Defined as the complaint of any involuntary leakage of urine, urinary incontinence is a common and bothersome condition in elderly persons. The prevalence of incontinence increases with age and with increasing frailty, and is 1.3 to 2.0 times greater in older women than in older men. Among community-dwelling older women, the prevalence of any urinary incontinence is approximately 35%; among older men, it is approximately 22%. The prevalence of daily urinary incontinence in older community-dwelling persons is approximately 12% for women and 5% for men. The prevalence approaches 60% among nursing home residents. Incontinence ranges in severity from occasional episodes of dribbling small amounts of urine to continuous urine leakage with concomitant fecal incontinence. In addition, many older people who do not “leak urine” still may have bothersome lower urinary tract symptoms such as urgency, frequency, and nocturia that require changes in lifestyle and/or the use of pads.
Physical health, psychological well-being, social status, and the costs of health care can all be adversely affected by incontinence.
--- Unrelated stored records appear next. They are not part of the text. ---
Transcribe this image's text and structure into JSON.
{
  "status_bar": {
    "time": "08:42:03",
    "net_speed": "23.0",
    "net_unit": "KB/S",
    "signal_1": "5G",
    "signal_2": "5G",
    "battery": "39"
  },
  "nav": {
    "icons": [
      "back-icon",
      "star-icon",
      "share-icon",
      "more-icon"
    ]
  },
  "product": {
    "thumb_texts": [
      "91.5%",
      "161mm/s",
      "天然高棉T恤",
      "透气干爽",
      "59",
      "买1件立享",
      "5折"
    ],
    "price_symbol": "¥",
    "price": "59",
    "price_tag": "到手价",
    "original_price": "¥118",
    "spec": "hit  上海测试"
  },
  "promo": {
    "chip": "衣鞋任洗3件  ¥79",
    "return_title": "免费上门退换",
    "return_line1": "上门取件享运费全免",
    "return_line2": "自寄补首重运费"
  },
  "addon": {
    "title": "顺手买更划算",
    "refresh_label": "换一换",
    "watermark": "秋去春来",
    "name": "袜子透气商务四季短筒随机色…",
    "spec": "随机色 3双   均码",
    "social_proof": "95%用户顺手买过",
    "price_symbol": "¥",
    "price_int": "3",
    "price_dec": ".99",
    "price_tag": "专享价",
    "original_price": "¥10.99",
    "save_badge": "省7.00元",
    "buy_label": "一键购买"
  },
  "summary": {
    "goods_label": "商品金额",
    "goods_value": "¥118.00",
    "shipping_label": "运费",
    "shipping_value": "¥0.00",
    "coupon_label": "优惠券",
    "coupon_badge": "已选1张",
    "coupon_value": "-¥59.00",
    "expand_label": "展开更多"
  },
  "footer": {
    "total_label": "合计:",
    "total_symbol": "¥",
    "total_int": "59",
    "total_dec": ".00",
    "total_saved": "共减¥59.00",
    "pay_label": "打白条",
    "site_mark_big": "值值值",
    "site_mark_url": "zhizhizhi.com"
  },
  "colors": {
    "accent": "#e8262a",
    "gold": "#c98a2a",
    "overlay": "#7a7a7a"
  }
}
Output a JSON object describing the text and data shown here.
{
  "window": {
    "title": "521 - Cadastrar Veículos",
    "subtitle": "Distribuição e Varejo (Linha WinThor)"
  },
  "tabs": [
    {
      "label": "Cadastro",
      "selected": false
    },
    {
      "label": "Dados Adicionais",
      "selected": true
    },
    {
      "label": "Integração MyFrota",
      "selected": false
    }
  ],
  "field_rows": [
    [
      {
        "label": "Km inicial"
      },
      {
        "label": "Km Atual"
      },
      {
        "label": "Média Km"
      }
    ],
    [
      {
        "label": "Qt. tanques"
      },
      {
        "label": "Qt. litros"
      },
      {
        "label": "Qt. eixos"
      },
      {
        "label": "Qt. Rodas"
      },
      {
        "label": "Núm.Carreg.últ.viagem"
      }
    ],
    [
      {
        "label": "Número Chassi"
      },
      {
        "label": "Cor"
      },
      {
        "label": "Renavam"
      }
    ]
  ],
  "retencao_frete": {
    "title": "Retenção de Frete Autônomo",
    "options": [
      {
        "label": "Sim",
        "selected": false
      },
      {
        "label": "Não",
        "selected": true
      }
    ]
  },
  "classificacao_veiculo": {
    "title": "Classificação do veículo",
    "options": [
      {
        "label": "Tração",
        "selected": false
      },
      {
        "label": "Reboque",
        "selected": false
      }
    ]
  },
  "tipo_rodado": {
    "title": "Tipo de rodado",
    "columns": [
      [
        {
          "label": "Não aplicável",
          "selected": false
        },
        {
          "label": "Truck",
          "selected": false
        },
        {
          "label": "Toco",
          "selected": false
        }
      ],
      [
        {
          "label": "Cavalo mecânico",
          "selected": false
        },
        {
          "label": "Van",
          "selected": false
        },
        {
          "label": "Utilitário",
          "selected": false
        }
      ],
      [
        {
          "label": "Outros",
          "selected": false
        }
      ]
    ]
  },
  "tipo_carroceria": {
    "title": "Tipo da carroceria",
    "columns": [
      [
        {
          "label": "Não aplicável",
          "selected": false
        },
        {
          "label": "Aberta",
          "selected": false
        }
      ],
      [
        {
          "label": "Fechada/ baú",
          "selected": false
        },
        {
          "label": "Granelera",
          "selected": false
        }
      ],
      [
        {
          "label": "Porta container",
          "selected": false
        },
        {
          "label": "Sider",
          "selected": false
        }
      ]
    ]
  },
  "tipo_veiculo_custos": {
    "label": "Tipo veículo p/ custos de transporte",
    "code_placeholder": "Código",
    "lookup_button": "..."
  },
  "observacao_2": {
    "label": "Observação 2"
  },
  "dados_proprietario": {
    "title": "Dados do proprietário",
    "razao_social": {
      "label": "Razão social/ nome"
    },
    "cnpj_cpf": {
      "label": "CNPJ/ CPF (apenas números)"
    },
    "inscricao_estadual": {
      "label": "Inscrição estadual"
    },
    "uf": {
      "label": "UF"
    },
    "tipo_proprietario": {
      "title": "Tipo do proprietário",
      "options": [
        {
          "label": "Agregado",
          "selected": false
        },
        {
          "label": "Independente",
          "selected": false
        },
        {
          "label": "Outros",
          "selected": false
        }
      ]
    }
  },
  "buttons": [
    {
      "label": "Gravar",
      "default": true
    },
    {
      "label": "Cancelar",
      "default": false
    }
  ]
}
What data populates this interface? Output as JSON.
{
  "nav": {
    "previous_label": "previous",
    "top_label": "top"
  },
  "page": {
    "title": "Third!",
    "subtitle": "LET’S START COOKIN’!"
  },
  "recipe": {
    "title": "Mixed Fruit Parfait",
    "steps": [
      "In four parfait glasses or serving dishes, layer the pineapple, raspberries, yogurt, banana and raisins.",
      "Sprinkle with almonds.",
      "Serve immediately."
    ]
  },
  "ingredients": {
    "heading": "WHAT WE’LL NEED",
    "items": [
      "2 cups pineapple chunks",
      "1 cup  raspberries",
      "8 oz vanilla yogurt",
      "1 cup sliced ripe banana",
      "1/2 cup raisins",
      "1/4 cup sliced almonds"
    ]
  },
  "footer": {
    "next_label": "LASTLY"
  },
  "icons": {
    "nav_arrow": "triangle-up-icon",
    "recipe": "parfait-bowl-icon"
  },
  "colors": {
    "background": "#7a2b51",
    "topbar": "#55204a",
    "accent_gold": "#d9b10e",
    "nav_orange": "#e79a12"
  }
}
Urinary incontinence can be cured or greatly improved, especially in those who have adequate mobility and mental functioning. Even when not curable, incontinence can always be managed to allow for more patient comfort, make life easier for caregivers, and minimize costs of caring for the condition. Because many elderly patients are embarrassed to discuss their incontinence and may not be aware that treatment is available, it is essential for specific questions about incontinence to be included in periodic assessments and for incontinence to be noted as a problem (Table 59-1). This chapter briefly reviews the pathophysiology of incontinence in older persons and provides detailed information on the evaluation and management of this condition.
Table 59-1 Asking About Urinary Incontinence |Favorite Table|Download (.pdf)
Table 59-1 Asking About Urinary Incontinence
Questions about incontinence should be open-ended and phrased in language easily understood by the patient:
“Tell me about any problems you are having with your bladder?”
“Tell me about any trouble you are having holding your urine (water)?”
If the responses to the above questions are negative, following up with questions may be helpful:
“How often do you lose urine when you don't want to?”
“How often do you wear a pad or other protective device to prevent urinary accidents?”
Continence requires effective functioning of the lower urinary tract, adequate cognitive and physical functioning, motivation, and an appropriate environment (Table 59-2). Anatomic and physiologic aspects of the lower urinary tract, as well as functional, psychological, and environmental factors, contribute to the pathophysiology of incontinence in older persons. Normal urination is a complex process; ...